It is a challenging undertaking to encapsulate the commitment and sacrifice of Rabbi Aryeh and Rebbetzin Sokoloff. For 26 years, they have given of themselves in every conceivable way. They have provided spiritual and religious guidance to the entire Queens community. The Rabbi’s halachic leadership is sought throughout the local neighborhood and throughout Queens, both as head of the Vaad Harabonim of Queens (VHQ) and as a superior talmid chacham. He and the Rebbetzin have personally been involved in the journey back to Torah for literally hundreds of people. Rabbi Sokoloff’s devotion to the students of Shevach High School is legendary, as he insists on infusing not only their minds, but their hearts, with the deep awareness that they are Hashem’s children and worthy of respect and individual accomplishment.

Rabbi Sokoloff and his Rebbetzin have also led by example, becoming foster parents for Ohel Children’s Home and giving wholeheartedly of themselves, to children who needed a safe landing spot.
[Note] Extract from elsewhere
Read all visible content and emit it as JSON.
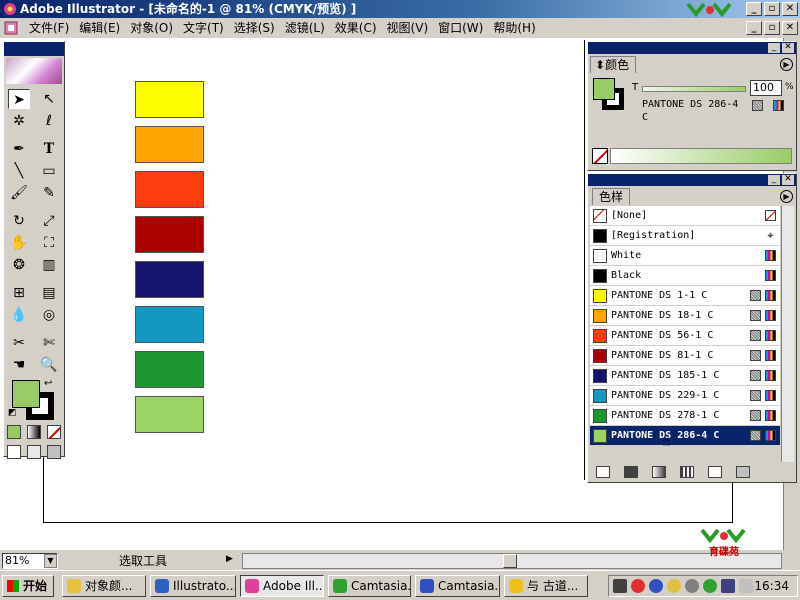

In this way, they are among those rare few whose actions speak louder than just their words. When a crisis faces the Jewish community at home or at large, it is the Sokoloffs who arrange for a public asifah, or an all-night completion of T’hilim in their own home. These late-night T’hilim sessions are an annual event that inspires attendees and gives them each an opportunity to place their pressing bakashos before Hashem at propitious times like the night of Purim. With uncommon dedication, Rabbi Sokoloff has maintained a Motza’ei Shabbos shiur that began in-person and continues today via Zoom. It captures the souls of its listeners on a weekly basis and provides electrifying inspiration for attendees internationally.
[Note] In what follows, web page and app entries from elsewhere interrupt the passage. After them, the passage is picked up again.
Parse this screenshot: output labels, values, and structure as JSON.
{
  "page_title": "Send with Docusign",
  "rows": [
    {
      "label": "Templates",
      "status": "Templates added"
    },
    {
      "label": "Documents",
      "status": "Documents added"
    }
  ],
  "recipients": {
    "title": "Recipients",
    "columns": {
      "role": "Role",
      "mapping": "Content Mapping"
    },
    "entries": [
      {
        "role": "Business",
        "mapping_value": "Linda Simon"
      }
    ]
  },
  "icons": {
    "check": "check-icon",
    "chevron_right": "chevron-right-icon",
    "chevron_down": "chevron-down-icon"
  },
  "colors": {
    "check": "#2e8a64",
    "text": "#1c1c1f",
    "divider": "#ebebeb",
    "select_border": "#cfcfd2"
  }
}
Anyone who has been privileged to be in Kew Gardens for Simchas Torah can testify that the Rabbi and Rebbetzin throw open their doors to the entire k’hilah and all residents of the Kew Gardens and Richmond Hill communities. A non-stop streaming line awaits every person, where they will receive the undivided attention and personalized brachah by Rabbi Sokoloff and his treasured l’chayim. He is keenly aware of the particular needs and aspirations of each of these visitors, and he tailors his brachah to address those individual fervent hopes.

A few years after they joined our community, their son Sruly was born. He was diagnosed with Down syndrome, and the expectations were modified for Sruly’s upbringing. I have personally been zocheh to have all three of my own sons develop a deep and abiding affection for this young man, whom the Sokoloffs shower so much love upon. Their commitment to their son Sruly is remarkable. Rabbi Sokoloff himself refers to Sruly as “his rebbi,” as both he and the Rebbetzin share that they have learned as much from their son as they have taught him.

This list of commitment and devotion to their tzibur would not be complete without mention of Rabbi Sokoloff’s solo Friday night journeys. His Rebbetzin indulges with pride what has largely remained his hidden avodah. Rabbi Sokoloff departs from shul and goes on his familiar rounds, visiting the sick, shut-ins, the lonely, the needy and the joyful. He will arrive at your home unexpectedly on Friday night, just to congratulate you on a recent engagement, console you for the loss of a loved one, encourage you on the difficult birth of a child, or celebrate a promotion. He revels in the successes and smachos of the young people in his community as if the accomplishments and occasions were his own – because indeed they are.

You’d be hard-pressed to find a power couple to compete with these two avdei Hashem who have given so much for so many for so long.

By Daniel Mayer